As finals week approaches, students begin to feel the pressure finish well in classes. The culture on campus shifts to a more focused state as studying becomes a larger priority, but in some cases, the stress can be overwhelming.
John Howe, associate dean of students, said he sees a change in student attitude in the Muenster University Center during finals.
“You can definitely tell there’s a greater concentration on academics, a realization that deadlines are pending…there’s definitely a turn in the atmosphere in the MUC,” Howe said.
The most common mental illnesses in college students are anxiety and depression. According to the Association for University and College Counseling Center Directors Annual survey, over a third of college students said stress impacts them.

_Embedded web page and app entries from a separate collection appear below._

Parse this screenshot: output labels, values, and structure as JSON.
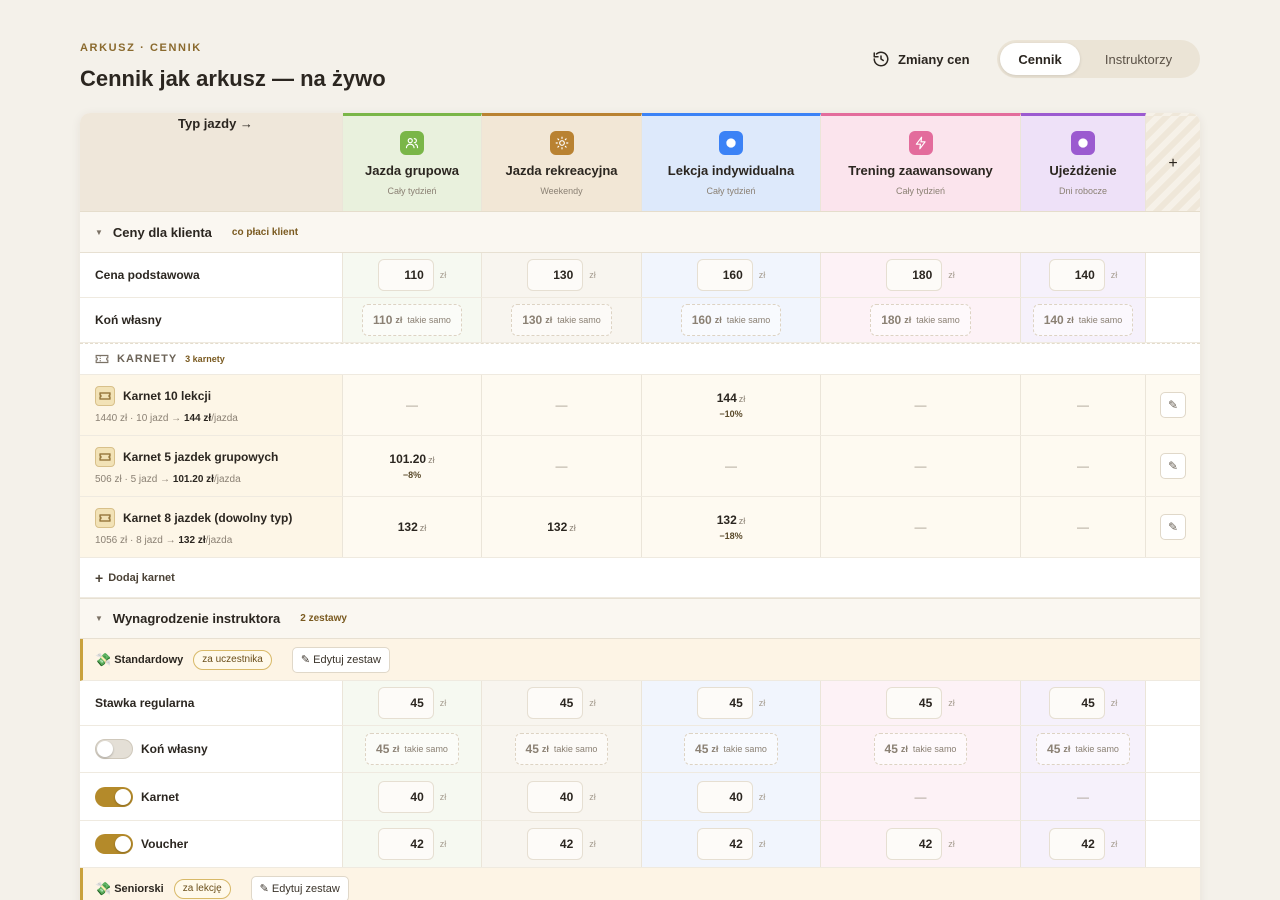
{
  "header": {
    "eyebrow": "ARKUSZ · CENNIK",
    "title": "Cennik jak arkusz — na żywo",
    "history_label": "Zmiany cen",
    "tabs": [
      {
        "label": "Cennik",
        "active": true
      },
      {
        "label": "Instruktorzy",
        "active": false
      }
    ]
  },
  "table": {
    "corner_label": "Typ jazdy →",
    "add_column": "+",
    "columns": [
      {
        "name": "Jazda grupowa",
        "sub": "Cały tydzień",
        "color": "#7ab648",
        "icon": "users-icon"
      },
      {
        "name": "Jazda rekreacyjna",
        "sub": "Weekendy",
        "color": "#b98232",
        "icon": "sun-icon"
      },
      {
        "name": "Lekcja indywidualna",
        "sub": "Cały tydzień",
        "color": "#3b82f6",
        "icon": "circle-icon"
      },
      {
        "name": "Trening zaawansowany",
        "sub": "Cały tydzień",
        "color": "#e36c9c",
        "icon": "bolt-icon"
      },
      {
        "name": "Ujeżdżenie",
        "sub": "Dni robocze",
        "color": "#9b5ad0",
        "icon": "circle-icon"
      }
    ]
  },
  "client": {
    "title": "Ceny dla klienta",
    "note": "co płaci klient",
    "unit": "zł",
    "same": "takie samo",
    "base_label": "Cena podstawowa",
    "base": [
      "110",
      "130",
      "160",
      "180",
      "140"
    ],
    "own_label": "Koń własny",
    "own": [
      "110",
      "130",
      "160",
      "180",
      "140"
    ]
  },
  "karnety": {
    "title": "KARNETY",
    "count": "3 karnety",
    "add_label": "Dodaj karnet",
    "items": [
      {
        "name": "Karnet 10 lekcji",
        "desc_pre": "1440 zł · 10 jazd → ",
        "desc_bold": "144 zł",
        "desc_post": "/jazda",
        "vals": [
          null,
          null,
          {
            "v": "144",
            "d": "−10%"
          },
          null,
          null
        ]
      },
      {
        "name": "Karnet 5 jazdek grupowych",
        "desc_pre": "506 zł · 5 jazd → ",
        "desc_bold": "101.20 zł",
        "desc_post": "/jazda",
        "vals": [
          {
            "v": "101.20",
            "d": "−8%"
          },
          null,
          null,
          null,
          null
        ]
      },
      {
        "name": "Karnet 8 jazdek (dowolny typ)",
        "desc_pre": "1056 zł · 8 jazd → ",
        "desc_bold": "132 zł",
        "desc_post": "/jazda",
        "vals": [
          {
            "v": "132",
            "d": ""
          },
          {
            "v": "132",
            "d": ""
          },
          {
            "v": "132",
            "d": "−18%"
          },
          null,
          null
        ]
      }
    ],
    "empty": "—"
  },
  "instructor": {
    "title": "Wynagrodzenie instruktora",
    "note": "2 zestawy",
    "sets": [
      {
        "name": "Standardowy",
        "pill": "za uczestnika",
        "edit": "✎ Edytuj zestaw"
      },
      {
        "name": "Seniorski",
        "pill": "za lekcję",
        "edit": "✎ Edytuj zestaw"
      }
    ],
    "regular_label": "Stawka regularna",
    "regular": [
      "45",
      "45",
      "45",
      "45",
      "45"
    ],
    "own_label": "Koń własny",
    "own_on": false,
    "own": [
      "45",
      "45",
      "45",
      "45",
      "45"
    ],
    "karnet_label": "Karnet",
    "karnet_on": true,
    "karnet": [
      "40",
      "40",
      "40",
      null,
      null
    ],
    "voucher_label": "Voucher",
    "voucher_on": true,
    "voucher": [
      "42",
      "42",
      "42",
      "42",
      "42"
    ]
  }
}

Howe said the number of students reported for concern of their wellbeing peaks towards the end of the semester.
“…we get referrals more to our office and the dean of students office from faculty or concerned hall staff or other people just expressing concern for students and asking for updates and check-ins on them,” Howe said.
Counseling on campus
Of the three counseling options on campus, only the Cook House takes patients and walk-ins during the end of the semester.
Director of USD Counseling Center Deborah Robertson said they don’t typically see an influx of students at high-stress times like midterms and finals, but instead a consistent amount of students looking for treatment throughout the year.
Reasons for stress at this point in the semester can cause stress because of concerns about grades, burnout, lack of motivation and issues, Robertson said.
While depression used to be one of the main issues students dealt with, Tracie Erdmann, the clinical experiences coordinator of the Counseling and School Psychological Services Center, said anxiety is present in more students now.
“Anxiety has really been on the rise and that’s what we’ve been tracking,” Erdmann said.
Studies show sleep is essential to performing daily tasks and staying healthy.
During finals, students can start to feel anxiety and stress levels rise due to lack of sleep and pressure to do well in their classes. Hours of sleep dwindle as late nights in I.D. Weeks Library become more common.
The recommended hours of sleep are around seven to eight per night, however, in order to get the benefits, it has to be quality sleep. Around 20 to 60 percent of college students said they get poor sleep quality, according to a study conducted on the sleep habits of students.
This study also found that college students with poor sleep quality were more likely to experience anxiety, depression, hostility, interpersonal sensitivity, obsessive-compulsive behaviors and more.
Many students believe pulling an all-nighter is more beneficial than sleeping in order to retain information.
“You have to let your body have time to rejuvenate and repair, and that can only be done through sleep,” Howe said.